Willie Watson Live Session

Jan 23, 2015

Born in Watkins Glen, N.Y.—best-known for its race track and the rock festival of the same name which took place there, featuring the Allman Brothers, Grateful Dead and The Band—Willie Watson grew up listening to his father’s basement record collection, including Bob Dylan and Neil Young, before stumbling on a Leadbelly album at the age of 12. Combined with having heard plenty of local string bands—featuring old-time banjo and fiddle—Willie experienced an epiphany. “As soon as I heard that record,” he recalls, “I was hooked.”

With a voice that could quaver in the operatic style of his favorite, Roy Orbison, Willie went on to discover North Carolina Appalachian fiddle and banjo players Tommy Jarrell and Fred Cockerham, who played songs like “Cripple Creek,” “Sugar Hill” and “John Brown’s Dream” on a compilation cassette of “round peak style” music. He began to unearth Folkways albums, including the label’s groundbreaking 1952 Harry Smith compilation, Anthology of American Folk Music, which helped kick-start the ‘60s folk revival lovingly captured in the Coen brothers’ Inside Llewyn Davis.

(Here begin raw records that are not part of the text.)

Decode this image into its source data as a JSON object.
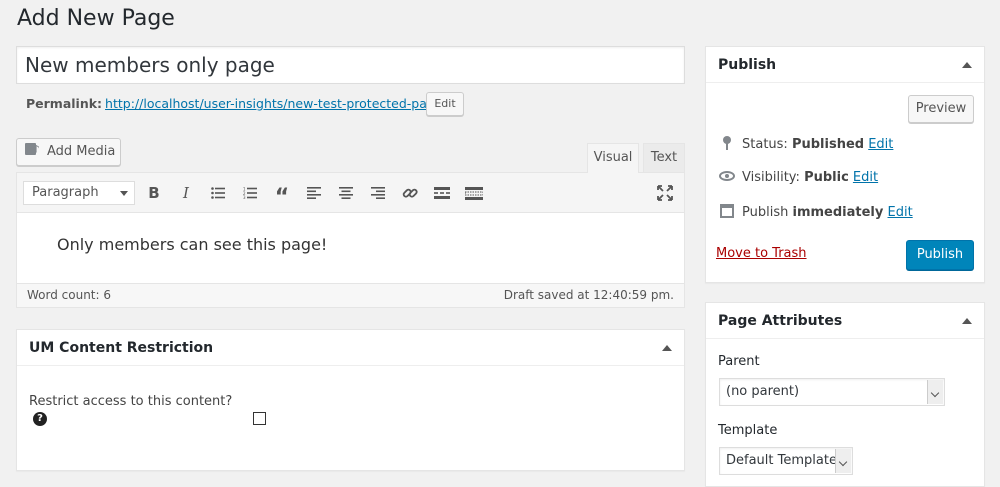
{
  "page": {
    "title": "Add New Page"
  },
  "post": {
    "title": "New members only page"
  },
  "permalink": {
    "label": "Permalink:",
    "url": "http://localhost/user-insights/new-test-protected-page/",
    "edit_label": "Edit"
  },
  "media": {
    "add_label": "Add Media"
  },
  "editor": {
    "tabs": {
      "visual": "Visual",
      "text": "Text"
    },
    "format_select": "Paragraph",
    "toolbar_icons": [
      "bold-icon",
      "italic-icon",
      "bulleted-list-icon",
      "numbered-list-icon",
      "blockquote-icon",
      "align-left-icon",
      "align-center-icon",
      "align-right-icon",
      "link-icon",
      "read-more-icon",
      "toolbar-toggle-icon",
      "fullscreen-icon"
    ],
    "content": "Only members can see this page!",
    "word_count": "Word count: 6",
    "draft_saved": "Draft saved at 12:40:59 pm."
  },
  "um_restriction": {
    "title": "UM Content Restriction",
    "question": "Restrict access to this content?",
    "checked": false
  },
  "publish_box": {
    "title": "Publish",
    "preview_label": "Preview",
    "status_label": "Status:",
    "status_value": "Published",
    "visibility_label": "Visibility:",
    "visibility_value": "Public",
    "publish_label": "Publish",
    "publish_value": "immediately",
    "edit_label": "Edit",
    "trash_label": "Move to Trash",
    "publish_button": "Publish"
  },
  "page_attributes": {
    "title": "Page Attributes",
    "parent_label": "Parent",
    "parent_value": "(no parent)",
    "template_label": "Template",
    "template_value": "Default Template"
  },
  "colors": {
    "primary": "#0085ba",
    "link": "#0073aa",
    "trash": "#aa0000"
  }
}
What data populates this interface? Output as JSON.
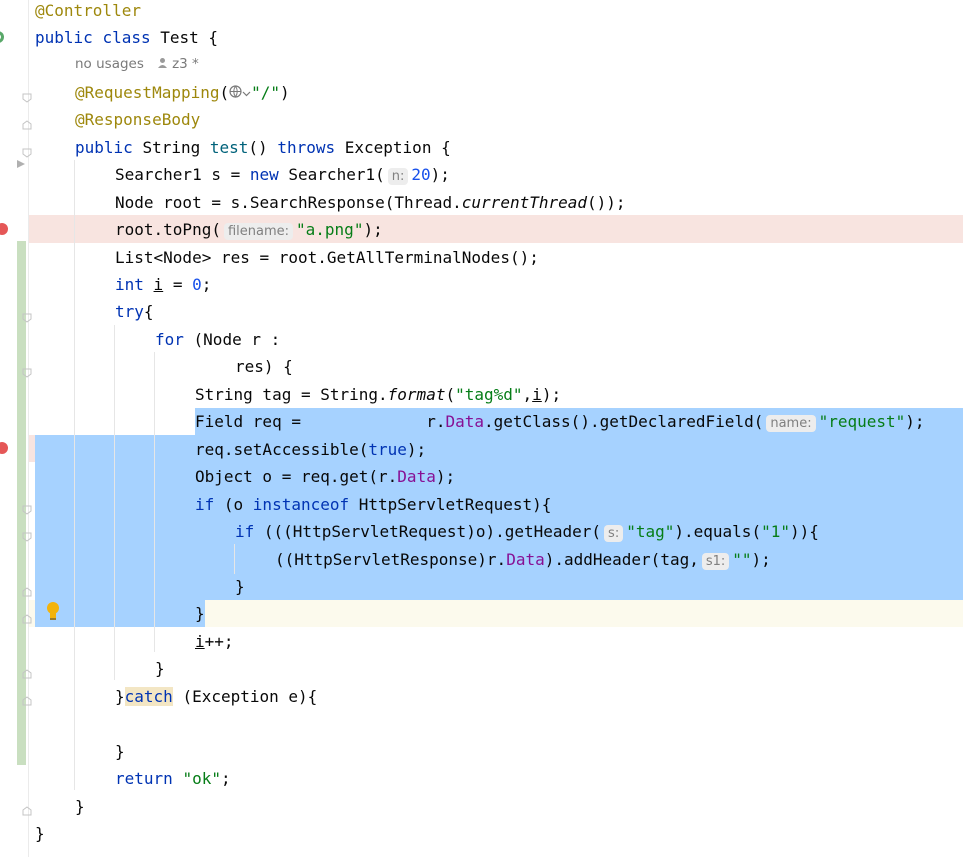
{
  "code": {
    "l0_controller": "@Controller",
    "l1_public": "public",
    "l1_class": "class",
    "l1_name": "Test {",
    "usages_label": "no usages",
    "usages_author": "z3 *",
    "l2_mapping": "@RequestMapping",
    "l2_open": "(",
    "l2_path": "\"/\"",
    "l2_close": ")",
    "l3_body": "@ResponseBody",
    "l4_public": "public",
    "l4_type": "String",
    "l4_method": "test",
    "l4_parens": "()",
    "l4_throws": "throws",
    "l4_exc": "Exception {",
    "l5_a": "Searcher1 s = ",
    "l5_new": "new",
    "l5_b": " Searcher1(",
    "l5_hint": "n:",
    "l5_num": "20",
    "l5_c": ");",
    "l6_a": "Node root = s.SearchResponse(Thread.",
    "l6_it": "currentThread",
    "l6_b": "());",
    "l7_a": "root.toPng(",
    "l7_hint": "filename:",
    "l7_str": "\"a.png\"",
    "l7_b": ");",
    "l8": "List<Node> res = root.GetAllTerminalNodes();",
    "l9_int": "int",
    "l9_var": "i",
    "l9_eq": " = ",
    "l9_num": "0",
    "l9_semi": ";",
    "l10_try": "try",
    "l10_b": "{",
    "l11_for": "for",
    "l11_b": " (Node r :",
    "l12": "res) {",
    "l13_a": "String tag = String.",
    "l13_it": "format",
    "l13_b": "(",
    "l13_str": "\"tag%d\"",
    "l13_c": ",",
    "l13_var": "i",
    "l13_d": ");",
    "l14_a": "Field req =             r.",
    "l14_fld": "Data",
    "l14_b": ".getClass().getDeclaredField(",
    "l14_hint": "name:",
    "l14_str": "\"request\"",
    "l14_c": ");",
    "l15_a": "req.setAccessible(",
    "l15_kw": "true",
    "l15_b": ");",
    "l16_a": "Object o = req.get(r.",
    "l16_fld": "Data",
    "l16_b": ");",
    "l17_if": "if",
    "l17_a": " (o ",
    "l17_inst": "instanceof",
    "l17_b": " HttpServletRequest){",
    "l18_if": "if",
    "l18_a": " (((HttpServletRequest)o).getHeader(",
    "l18_hint": "s:",
    "l18_str": "\"tag\"",
    "l18_b": ").equals(",
    "l18_str2": "\"1\"",
    "l18_c": ")){",
    "l19_a": "((HttpServletResponse)r.",
    "l19_fld": "Data",
    "l19_b": ").addHeader(tag,",
    "l19_hint": "s1:",
    "l19_str": "\"\"",
    "l19_c": ");",
    "l20": "}",
    "l21": "}",
    "l22_var": "i",
    "l22_b": "++;",
    "l23": "}",
    "l24_a": "}",
    "l24_catch": "catch",
    "l24_b": " (Exception e){",
    "l26": "}",
    "l27_ret": "return",
    "l27_sp": " ",
    "l27_str": "\"ok\"",
    "l27_b": ";",
    "l28": "}",
    "l29": "}"
  },
  "colors": {
    "keyword": "#0033b3",
    "annotation": "#9e880d",
    "string": "#067d17",
    "number": "#1750eb",
    "field": "#871094",
    "selection": "#a6d2ff",
    "breakpoint": "#e55757",
    "breakpoint_line": "#f8e4e0"
  },
  "icons": {
    "run_gutter": "run-class-icon",
    "globe": "globe-icon",
    "user": "user-icon",
    "bulb": "lightbulb-icon",
    "breakpoint": "breakpoint-icon"
  }
}
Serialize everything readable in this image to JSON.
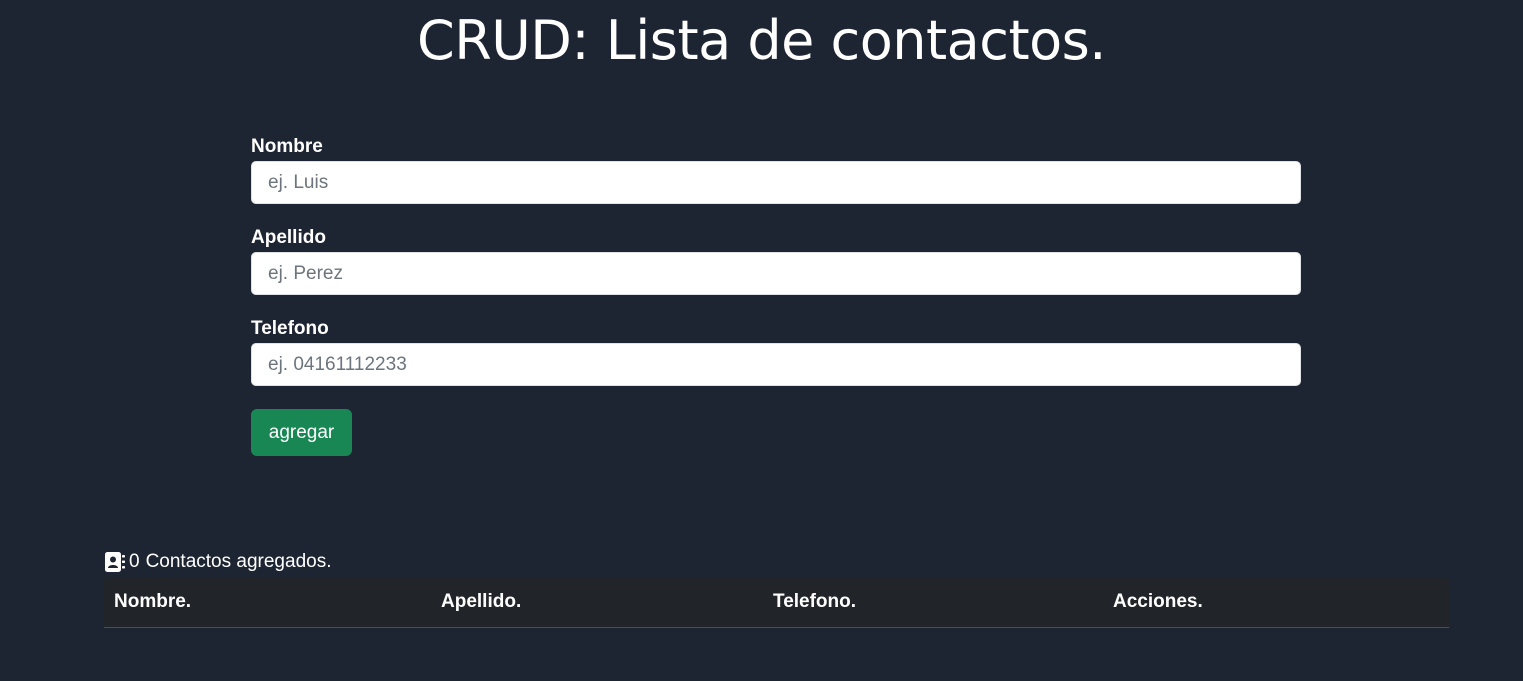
{
  "header": {
    "title": "CRUD: Lista de contactos."
  },
  "form": {
    "fields": [
      {
        "label": "Nombre",
        "placeholder": "ej. Luis",
        "value": ""
      },
      {
        "label": "Apellido",
        "placeholder": "ej. Perez",
        "value": ""
      },
      {
        "label": "Telefono",
        "placeholder": "ej. 04161112233",
        "value": ""
      }
    ],
    "submit_label": "agregar"
  },
  "contacts": {
    "icon": "address-book-icon",
    "count": "0",
    "count_label": "Contactos agregados.",
    "table": {
      "columns": [
        "Nombre.",
        "Apellido.",
        "Telefono.",
        "Acciones."
      ],
      "rows": []
    }
  },
  "colors": {
    "background": "#1e2532",
    "table_header": "#212529",
    "button": "#198754",
    "text": "#ffffff"
  }
}
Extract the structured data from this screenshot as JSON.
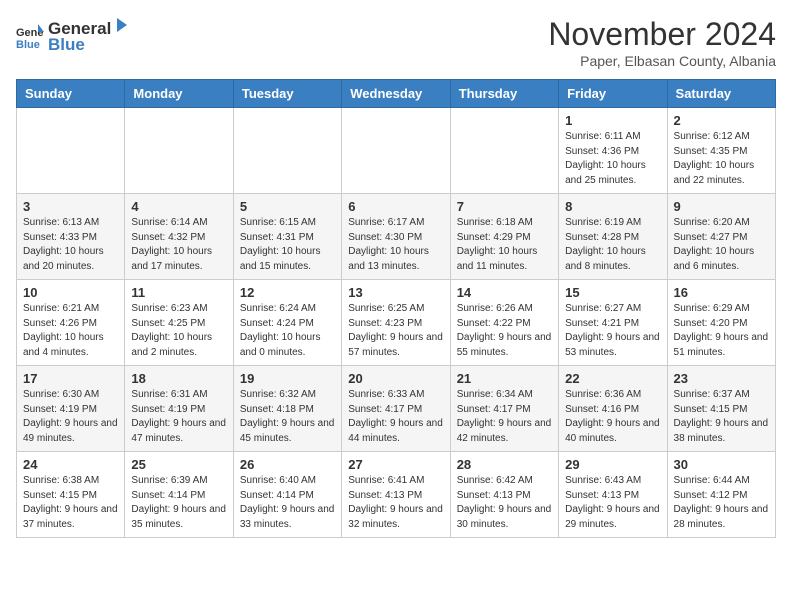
{
  "header": {
    "logo_general": "General",
    "logo_blue": "Blue",
    "month_title": "November 2024",
    "location": "Paper, Elbasan County, Albania"
  },
  "calendar": {
    "days_of_week": [
      "Sunday",
      "Monday",
      "Tuesday",
      "Wednesday",
      "Thursday",
      "Friday",
      "Saturday"
    ],
    "weeks": [
      [
        {
          "day": "",
          "info": ""
        },
        {
          "day": "",
          "info": ""
        },
        {
          "day": "",
          "info": ""
        },
        {
          "day": "",
          "info": ""
        },
        {
          "day": "",
          "info": ""
        },
        {
          "day": "1",
          "info": "Sunrise: 6:11 AM\nSunset: 4:36 PM\nDaylight: 10 hours and 25 minutes."
        },
        {
          "day": "2",
          "info": "Sunrise: 6:12 AM\nSunset: 4:35 PM\nDaylight: 10 hours and 22 minutes."
        }
      ],
      [
        {
          "day": "3",
          "info": "Sunrise: 6:13 AM\nSunset: 4:33 PM\nDaylight: 10 hours and 20 minutes."
        },
        {
          "day": "4",
          "info": "Sunrise: 6:14 AM\nSunset: 4:32 PM\nDaylight: 10 hours and 17 minutes."
        },
        {
          "day": "5",
          "info": "Sunrise: 6:15 AM\nSunset: 4:31 PM\nDaylight: 10 hours and 15 minutes."
        },
        {
          "day": "6",
          "info": "Sunrise: 6:17 AM\nSunset: 4:30 PM\nDaylight: 10 hours and 13 minutes."
        },
        {
          "day": "7",
          "info": "Sunrise: 6:18 AM\nSunset: 4:29 PM\nDaylight: 10 hours and 11 minutes."
        },
        {
          "day": "8",
          "info": "Sunrise: 6:19 AM\nSunset: 4:28 PM\nDaylight: 10 hours and 8 minutes."
        },
        {
          "day": "9",
          "info": "Sunrise: 6:20 AM\nSunset: 4:27 PM\nDaylight: 10 hours and 6 minutes."
        }
      ],
      [
        {
          "day": "10",
          "info": "Sunrise: 6:21 AM\nSunset: 4:26 PM\nDaylight: 10 hours and 4 minutes."
        },
        {
          "day": "11",
          "info": "Sunrise: 6:23 AM\nSunset: 4:25 PM\nDaylight: 10 hours and 2 minutes."
        },
        {
          "day": "12",
          "info": "Sunrise: 6:24 AM\nSunset: 4:24 PM\nDaylight: 10 hours and 0 minutes."
        },
        {
          "day": "13",
          "info": "Sunrise: 6:25 AM\nSunset: 4:23 PM\nDaylight: 9 hours and 57 minutes."
        },
        {
          "day": "14",
          "info": "Sunrise: 6:26 AM\nSunset: 4:22 PM\nDaylight: 9 hours and 55 minutes."
        },
        {
          "day": "15",
          "info": "Sunrise: 6:27 AM\nSunset: 4:21 PM\nDaylight: 9 hours and 53 minutes."
        },
        {
          "day": "16",
          "info": "Sunrise: 6:29 AM\nSunset: 4:20 PM\nDaylight: 9 hours and 51 minutes."
        }
      ],
      [
        {
          "day": "17",
          "info": "Sunrise: 6:30 AM\nSunset: 4:19 PM\nDaylight: 9 hours and 49 minutes."
        },
        {
          "day": "18",
          "info": "Sunrise: 6:31 AM\nSunset: 4:19 PM\nDaylight: 9 hours and 47 minutes."
        },
        {
          "day": "19",
          "info": "Sunrise: 6:32 AM\nSunset: 4:18 PM\nDaylight: 9 hours and 45 minutes."
        },
        {
          "day": "20",
          "info": "Sunrise: 6:33 AM\nSunset: 4:17 PM\nDaylight: 9 hours and 44 minutes."
        },
        {
          "day": "21",
          "info": "Sunrise: 6:34 AM\nSunset: 4:17 PM\nDaylight: 9 hours and 42 minutes."
        },
        {
          "day": "22",
          "info": "Sunrise: 6:36 AM\nSunset: 4:16 PM\nDaylight: 9 hours and 40 minutes."
        },
        {
          "day": "23",
          "info": "Sunrise: 6:37 AM\nSunset: 4:15 PM\nDaylight: 9 hours and 38 minutes."
        }
      ],
      [
        {
          "day": "24",
          "info": "Sunrise: 6:38 AM\nSunset: 4:15 PM\nDaylight: 9 hours and 37 minutes."
        },
        {
          "day": "25",
          "info": "Sunrise: 6:39 AM\nSunset: 4:14 PM\nDaylight: 9 hours and 35 minutes."
        },
        {
          "day": "26",
          "info": "Sunrise: 6:40 AM\nSunset: 4:14 PM\nDaylight: 9 hours and 33 minutes."
        },
        {
          "day": "27",
          "info": "Sunrise: 6:41 AM\nSunset: 4:13 PM\nDaylight: 9 hours and 32 minutes."
        },
        {
          "day": "28",
          "info": "Sunrise: 6:42 AM\nSunset: 4:13 PM\nDaylight: 9 hours and 30 minutes."
        },
        {
          "day": "29",
          "info": "Sunrise: 6:43 AM\nSunset: 4:13 PM\nDaylight: 9 hours and 29 minutes."
        },
        {
          "day": "30",
          "info": "Sunrise: 6:44 AM\nSunset: 4:12 PM\nDaylight: 9 hours and 28 minutes."
        }
      ]
    ]
  }
}
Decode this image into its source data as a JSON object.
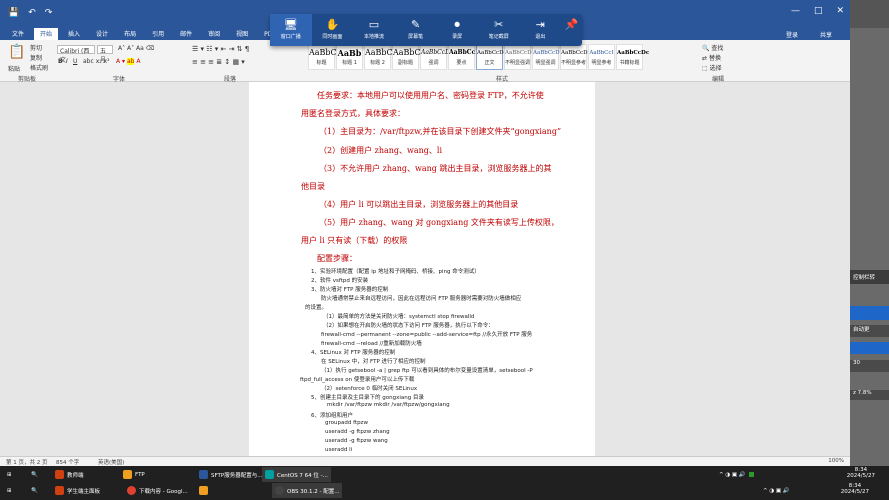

He discovered like-minded souls in Old Crow Medicine Show, the band he helped create. A few years down that road, Watson’s work with Old Crow is already a large part of the reason that banjo and guitar driven music is heard everywhere in the air these days. His debut solo album, Folk Singer Vol. 1, was produced by David Rawlings at Woodland Sound Studios, the studio he co-owns with associate producer Gillian Welch in Nashville, TN, over the course of a pair of two-day sessions, for their own Acony Records label. The album spans ten songs from the American folk songbook ranging from standards like “Midnight Special,” “Mexican Cowboy” and Richard “Rabbit” Brown’s “James Alley Blues” to the more obscure, like Memphis Slim’s 12-bar blues, “Mother Earth,” Gus Cannon and the Jug Stompers’ “Bring it With You When You Come,” Land Norris’ double-entendre kids chant, “Kitty Puss” and St. Louis bluesman Charley Jordan’s sing-song “Keep It Clean.” Like the music, Willie can be murderous, bawdy or lustful, sometimes in the course of a single song, with a sly sense of humor that cuts to the quick. He counters a masterful bravado with the tragic fragility of one who has been wounded.